- Problem to work on:
Look through the material and copy each line holding "Parameters".

================================

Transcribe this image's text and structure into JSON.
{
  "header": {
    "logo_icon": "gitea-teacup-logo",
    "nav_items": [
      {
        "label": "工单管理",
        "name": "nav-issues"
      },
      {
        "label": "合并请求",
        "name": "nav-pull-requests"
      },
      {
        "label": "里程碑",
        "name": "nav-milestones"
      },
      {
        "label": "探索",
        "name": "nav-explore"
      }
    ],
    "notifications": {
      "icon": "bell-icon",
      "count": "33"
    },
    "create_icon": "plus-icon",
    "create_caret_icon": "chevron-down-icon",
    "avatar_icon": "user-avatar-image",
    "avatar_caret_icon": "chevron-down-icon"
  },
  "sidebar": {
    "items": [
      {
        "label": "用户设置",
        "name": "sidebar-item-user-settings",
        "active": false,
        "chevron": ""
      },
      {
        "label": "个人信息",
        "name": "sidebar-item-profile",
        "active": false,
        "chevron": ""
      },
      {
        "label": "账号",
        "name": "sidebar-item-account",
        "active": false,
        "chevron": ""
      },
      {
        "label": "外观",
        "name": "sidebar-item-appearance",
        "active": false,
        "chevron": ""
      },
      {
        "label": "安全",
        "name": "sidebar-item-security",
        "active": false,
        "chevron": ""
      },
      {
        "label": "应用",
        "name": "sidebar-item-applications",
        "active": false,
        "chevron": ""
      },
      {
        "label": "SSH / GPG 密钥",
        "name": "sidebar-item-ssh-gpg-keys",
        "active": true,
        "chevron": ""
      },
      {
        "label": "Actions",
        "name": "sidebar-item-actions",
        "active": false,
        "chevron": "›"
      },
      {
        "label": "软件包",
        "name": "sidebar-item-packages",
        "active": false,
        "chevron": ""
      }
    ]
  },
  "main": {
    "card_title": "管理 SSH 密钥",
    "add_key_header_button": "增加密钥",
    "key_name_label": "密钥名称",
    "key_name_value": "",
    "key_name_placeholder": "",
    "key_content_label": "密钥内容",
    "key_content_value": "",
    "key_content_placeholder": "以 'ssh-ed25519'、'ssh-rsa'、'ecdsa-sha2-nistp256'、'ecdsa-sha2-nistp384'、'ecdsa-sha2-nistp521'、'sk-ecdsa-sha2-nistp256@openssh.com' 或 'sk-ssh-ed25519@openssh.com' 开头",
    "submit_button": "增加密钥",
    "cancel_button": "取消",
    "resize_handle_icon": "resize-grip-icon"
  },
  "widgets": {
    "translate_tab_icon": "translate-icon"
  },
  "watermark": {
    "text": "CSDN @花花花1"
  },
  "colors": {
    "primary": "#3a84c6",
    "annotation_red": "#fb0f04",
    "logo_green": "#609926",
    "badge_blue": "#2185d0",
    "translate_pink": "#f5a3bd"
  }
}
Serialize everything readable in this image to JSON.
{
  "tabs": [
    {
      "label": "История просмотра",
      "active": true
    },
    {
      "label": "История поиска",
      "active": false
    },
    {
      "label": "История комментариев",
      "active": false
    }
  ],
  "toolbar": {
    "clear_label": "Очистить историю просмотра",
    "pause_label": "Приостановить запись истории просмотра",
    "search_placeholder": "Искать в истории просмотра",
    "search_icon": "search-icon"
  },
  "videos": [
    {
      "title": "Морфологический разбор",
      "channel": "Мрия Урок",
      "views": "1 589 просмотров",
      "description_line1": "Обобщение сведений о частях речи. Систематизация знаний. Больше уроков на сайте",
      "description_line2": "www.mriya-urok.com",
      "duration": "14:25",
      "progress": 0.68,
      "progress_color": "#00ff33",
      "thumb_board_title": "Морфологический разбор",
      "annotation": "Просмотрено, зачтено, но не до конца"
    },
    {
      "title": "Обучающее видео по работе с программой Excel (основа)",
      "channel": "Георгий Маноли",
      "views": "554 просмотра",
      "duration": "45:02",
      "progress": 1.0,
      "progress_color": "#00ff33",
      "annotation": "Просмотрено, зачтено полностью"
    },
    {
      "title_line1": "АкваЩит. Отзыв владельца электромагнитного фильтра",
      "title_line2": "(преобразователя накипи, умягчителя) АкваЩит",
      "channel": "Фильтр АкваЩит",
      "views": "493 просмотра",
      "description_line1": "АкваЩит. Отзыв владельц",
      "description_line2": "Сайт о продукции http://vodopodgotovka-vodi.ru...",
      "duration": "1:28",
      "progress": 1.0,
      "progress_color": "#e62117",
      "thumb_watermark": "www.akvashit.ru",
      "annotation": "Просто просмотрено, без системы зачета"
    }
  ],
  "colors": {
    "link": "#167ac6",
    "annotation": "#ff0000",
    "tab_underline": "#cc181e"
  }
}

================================

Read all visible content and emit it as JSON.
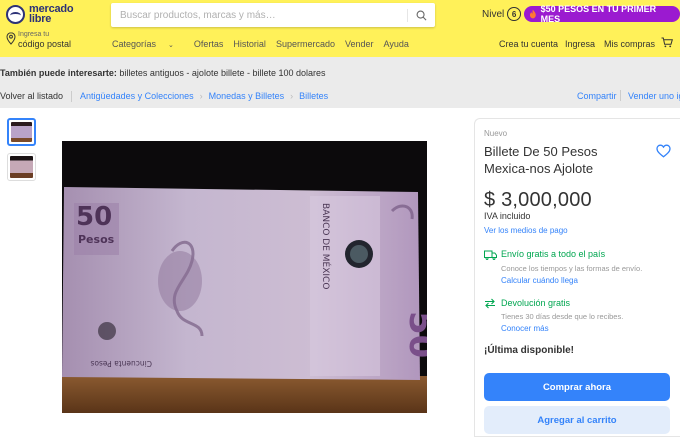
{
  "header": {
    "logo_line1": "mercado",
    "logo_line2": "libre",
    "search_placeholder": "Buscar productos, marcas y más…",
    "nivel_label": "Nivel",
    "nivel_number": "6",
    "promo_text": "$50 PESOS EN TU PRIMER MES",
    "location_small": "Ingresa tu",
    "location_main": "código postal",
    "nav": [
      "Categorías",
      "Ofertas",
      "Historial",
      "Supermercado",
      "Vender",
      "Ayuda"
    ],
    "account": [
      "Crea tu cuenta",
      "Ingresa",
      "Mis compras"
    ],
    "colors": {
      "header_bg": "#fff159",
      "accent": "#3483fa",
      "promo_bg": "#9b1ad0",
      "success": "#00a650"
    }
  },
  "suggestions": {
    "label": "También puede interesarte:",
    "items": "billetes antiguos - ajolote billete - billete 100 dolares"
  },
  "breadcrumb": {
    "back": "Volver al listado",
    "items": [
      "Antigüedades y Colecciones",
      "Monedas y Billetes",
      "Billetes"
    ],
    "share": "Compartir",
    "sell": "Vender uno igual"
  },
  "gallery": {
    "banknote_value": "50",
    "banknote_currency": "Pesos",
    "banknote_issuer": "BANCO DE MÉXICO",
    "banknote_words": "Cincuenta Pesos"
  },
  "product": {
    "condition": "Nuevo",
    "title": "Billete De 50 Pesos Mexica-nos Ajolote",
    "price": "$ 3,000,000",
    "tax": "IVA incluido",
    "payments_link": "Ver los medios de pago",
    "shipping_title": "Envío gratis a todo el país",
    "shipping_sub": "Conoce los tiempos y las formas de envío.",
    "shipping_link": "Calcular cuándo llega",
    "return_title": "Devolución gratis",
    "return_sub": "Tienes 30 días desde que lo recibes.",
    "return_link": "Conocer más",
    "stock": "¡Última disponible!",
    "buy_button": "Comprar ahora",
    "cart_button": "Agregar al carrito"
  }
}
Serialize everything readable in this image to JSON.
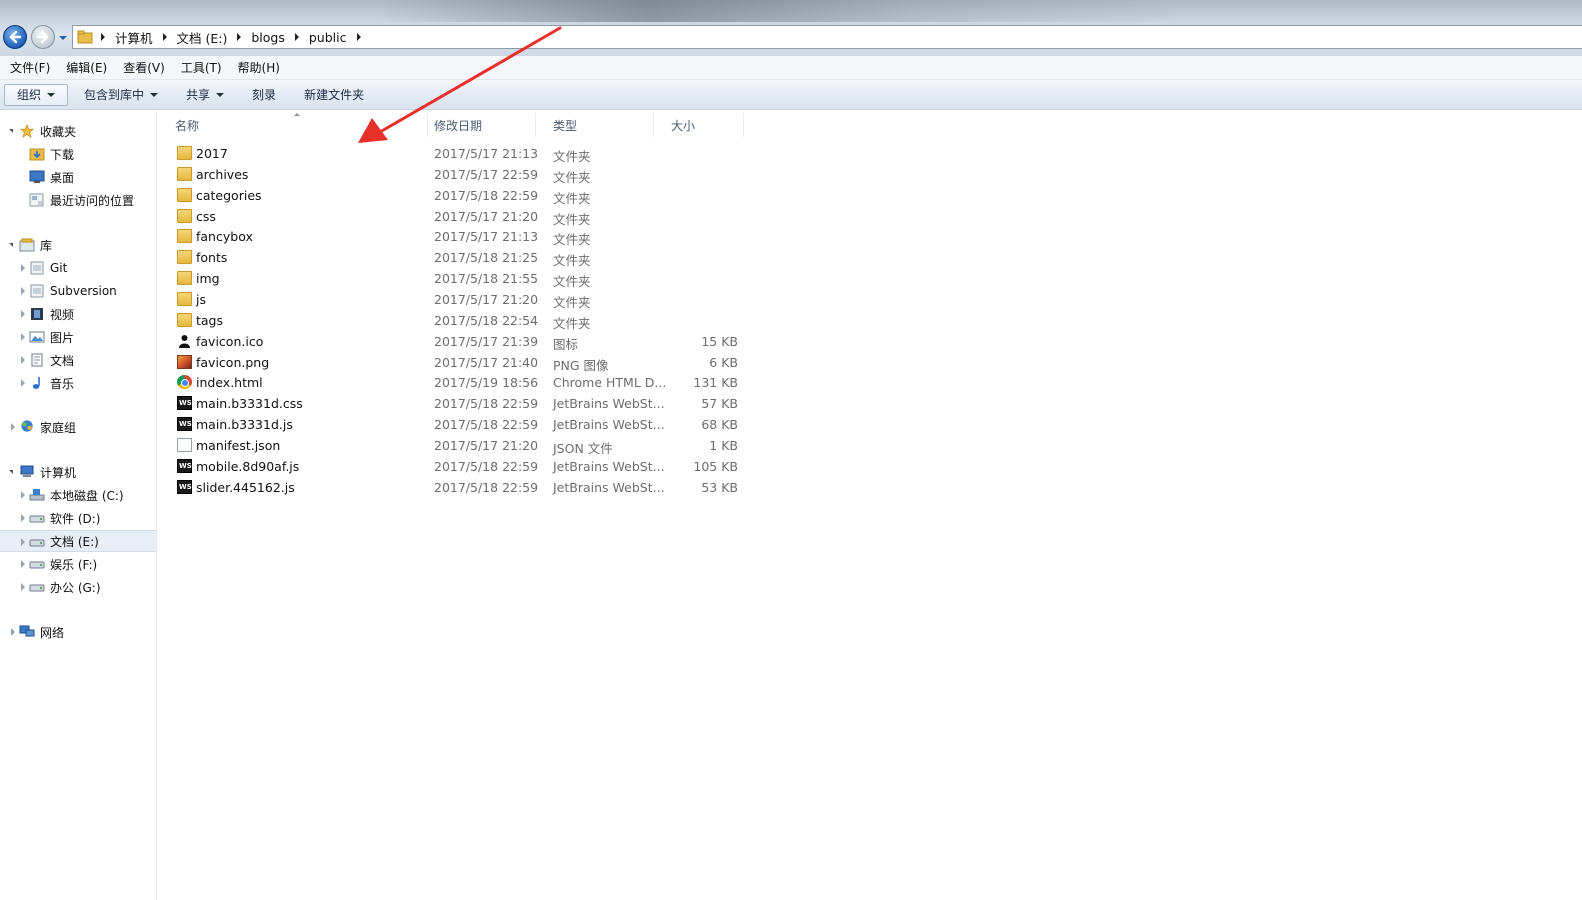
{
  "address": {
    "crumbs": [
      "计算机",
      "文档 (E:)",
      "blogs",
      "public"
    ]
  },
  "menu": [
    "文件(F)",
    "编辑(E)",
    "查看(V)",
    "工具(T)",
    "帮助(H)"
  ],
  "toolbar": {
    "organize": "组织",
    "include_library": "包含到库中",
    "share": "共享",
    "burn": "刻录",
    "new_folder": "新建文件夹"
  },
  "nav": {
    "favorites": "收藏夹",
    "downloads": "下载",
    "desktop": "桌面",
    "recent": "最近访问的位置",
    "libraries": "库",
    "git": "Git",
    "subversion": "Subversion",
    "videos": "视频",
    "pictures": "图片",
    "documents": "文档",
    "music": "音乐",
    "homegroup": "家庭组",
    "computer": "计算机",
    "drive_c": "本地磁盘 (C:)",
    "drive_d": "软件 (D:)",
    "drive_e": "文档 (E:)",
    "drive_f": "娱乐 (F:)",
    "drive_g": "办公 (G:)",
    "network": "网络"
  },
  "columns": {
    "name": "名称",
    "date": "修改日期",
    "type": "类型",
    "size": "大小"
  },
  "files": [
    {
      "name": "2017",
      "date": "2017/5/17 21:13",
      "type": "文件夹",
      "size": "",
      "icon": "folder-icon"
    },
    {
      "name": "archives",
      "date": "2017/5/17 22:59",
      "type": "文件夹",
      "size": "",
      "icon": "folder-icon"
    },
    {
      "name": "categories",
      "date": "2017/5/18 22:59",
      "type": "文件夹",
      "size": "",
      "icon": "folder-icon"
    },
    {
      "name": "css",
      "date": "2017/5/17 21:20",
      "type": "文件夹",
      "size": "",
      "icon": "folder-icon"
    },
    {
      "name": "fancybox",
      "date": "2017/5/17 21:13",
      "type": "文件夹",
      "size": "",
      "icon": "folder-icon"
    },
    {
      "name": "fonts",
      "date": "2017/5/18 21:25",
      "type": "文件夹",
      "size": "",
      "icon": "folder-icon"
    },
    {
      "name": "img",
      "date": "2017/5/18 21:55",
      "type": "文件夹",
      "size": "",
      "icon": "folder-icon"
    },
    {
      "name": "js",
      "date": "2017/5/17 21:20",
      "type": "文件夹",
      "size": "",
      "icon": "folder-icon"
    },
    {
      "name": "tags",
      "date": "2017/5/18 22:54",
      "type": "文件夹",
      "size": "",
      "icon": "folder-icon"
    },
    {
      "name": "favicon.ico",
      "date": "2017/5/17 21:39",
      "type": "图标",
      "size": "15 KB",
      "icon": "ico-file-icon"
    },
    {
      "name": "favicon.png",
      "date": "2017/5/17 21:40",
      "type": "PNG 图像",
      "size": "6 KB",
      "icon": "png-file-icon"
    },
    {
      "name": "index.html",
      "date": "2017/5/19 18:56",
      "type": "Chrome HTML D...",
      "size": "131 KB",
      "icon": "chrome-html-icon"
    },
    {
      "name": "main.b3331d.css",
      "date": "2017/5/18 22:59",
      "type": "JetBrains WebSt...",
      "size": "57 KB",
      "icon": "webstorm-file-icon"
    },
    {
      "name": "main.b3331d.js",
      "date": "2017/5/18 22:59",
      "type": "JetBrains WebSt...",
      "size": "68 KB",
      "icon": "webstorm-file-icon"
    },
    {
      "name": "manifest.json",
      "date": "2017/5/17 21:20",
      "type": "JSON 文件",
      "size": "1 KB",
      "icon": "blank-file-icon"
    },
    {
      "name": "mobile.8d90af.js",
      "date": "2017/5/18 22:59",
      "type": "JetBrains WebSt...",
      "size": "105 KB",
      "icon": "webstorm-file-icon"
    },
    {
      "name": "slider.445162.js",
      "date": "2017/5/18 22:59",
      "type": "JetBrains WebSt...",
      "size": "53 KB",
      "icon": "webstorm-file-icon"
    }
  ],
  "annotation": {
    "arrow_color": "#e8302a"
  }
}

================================

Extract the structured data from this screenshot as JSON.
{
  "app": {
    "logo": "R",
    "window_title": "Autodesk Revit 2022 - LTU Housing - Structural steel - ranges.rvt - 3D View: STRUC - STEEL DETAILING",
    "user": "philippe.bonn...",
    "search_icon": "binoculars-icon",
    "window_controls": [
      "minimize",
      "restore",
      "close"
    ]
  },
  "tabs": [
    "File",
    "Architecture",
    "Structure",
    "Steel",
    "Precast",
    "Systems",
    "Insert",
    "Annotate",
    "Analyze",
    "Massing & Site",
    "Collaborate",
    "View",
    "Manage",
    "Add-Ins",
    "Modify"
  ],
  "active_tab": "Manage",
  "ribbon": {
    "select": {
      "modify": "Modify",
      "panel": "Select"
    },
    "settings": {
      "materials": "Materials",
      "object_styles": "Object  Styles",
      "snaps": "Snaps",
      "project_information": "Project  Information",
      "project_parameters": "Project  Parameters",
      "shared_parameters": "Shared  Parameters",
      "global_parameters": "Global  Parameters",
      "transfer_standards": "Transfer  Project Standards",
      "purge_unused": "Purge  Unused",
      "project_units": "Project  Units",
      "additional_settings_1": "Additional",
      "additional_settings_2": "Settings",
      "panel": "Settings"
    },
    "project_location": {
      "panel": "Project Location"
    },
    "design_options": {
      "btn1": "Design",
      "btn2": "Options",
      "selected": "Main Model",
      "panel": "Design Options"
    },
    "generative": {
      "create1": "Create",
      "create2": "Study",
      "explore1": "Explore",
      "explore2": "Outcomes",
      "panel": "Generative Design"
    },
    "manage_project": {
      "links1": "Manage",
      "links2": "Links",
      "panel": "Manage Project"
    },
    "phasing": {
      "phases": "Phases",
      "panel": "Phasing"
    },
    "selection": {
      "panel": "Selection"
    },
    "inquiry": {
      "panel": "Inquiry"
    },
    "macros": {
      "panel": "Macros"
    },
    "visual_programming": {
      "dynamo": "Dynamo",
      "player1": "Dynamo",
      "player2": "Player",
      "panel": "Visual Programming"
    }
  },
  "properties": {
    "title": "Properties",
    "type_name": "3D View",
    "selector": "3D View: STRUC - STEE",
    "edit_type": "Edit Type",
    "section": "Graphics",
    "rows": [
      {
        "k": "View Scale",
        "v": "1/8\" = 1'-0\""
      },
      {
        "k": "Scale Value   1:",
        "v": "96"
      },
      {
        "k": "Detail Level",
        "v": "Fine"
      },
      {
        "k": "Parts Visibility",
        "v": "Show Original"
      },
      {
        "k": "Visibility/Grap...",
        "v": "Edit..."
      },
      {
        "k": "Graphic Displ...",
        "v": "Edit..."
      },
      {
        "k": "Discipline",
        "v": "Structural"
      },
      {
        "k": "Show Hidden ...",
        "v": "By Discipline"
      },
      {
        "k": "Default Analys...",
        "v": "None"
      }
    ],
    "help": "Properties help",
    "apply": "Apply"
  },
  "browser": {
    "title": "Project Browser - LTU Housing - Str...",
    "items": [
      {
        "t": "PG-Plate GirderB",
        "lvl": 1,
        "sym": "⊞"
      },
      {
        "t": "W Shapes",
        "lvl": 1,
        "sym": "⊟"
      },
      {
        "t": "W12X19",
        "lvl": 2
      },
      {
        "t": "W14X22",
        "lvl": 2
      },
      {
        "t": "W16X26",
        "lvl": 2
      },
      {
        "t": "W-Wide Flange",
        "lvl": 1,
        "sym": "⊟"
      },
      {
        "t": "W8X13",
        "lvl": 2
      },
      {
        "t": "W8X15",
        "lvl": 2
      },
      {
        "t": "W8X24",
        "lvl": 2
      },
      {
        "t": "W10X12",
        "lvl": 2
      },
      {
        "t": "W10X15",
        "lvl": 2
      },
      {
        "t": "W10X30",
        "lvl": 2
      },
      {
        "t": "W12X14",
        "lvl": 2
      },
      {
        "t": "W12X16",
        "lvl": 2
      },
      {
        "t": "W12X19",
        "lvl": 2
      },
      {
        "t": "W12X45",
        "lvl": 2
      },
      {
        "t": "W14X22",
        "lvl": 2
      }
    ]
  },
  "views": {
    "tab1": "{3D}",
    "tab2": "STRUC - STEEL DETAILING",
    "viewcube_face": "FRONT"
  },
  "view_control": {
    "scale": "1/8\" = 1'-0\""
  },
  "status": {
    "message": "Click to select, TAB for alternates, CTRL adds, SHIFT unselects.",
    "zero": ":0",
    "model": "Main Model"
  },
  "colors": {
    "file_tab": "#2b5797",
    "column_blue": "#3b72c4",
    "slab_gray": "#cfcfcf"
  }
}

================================

- Solution for this exercise:
      "project_parameters": "Project  Parameters",
      "shared_parameters": "Shared  Parameters",
      "global_parameters": "Global  Parameters",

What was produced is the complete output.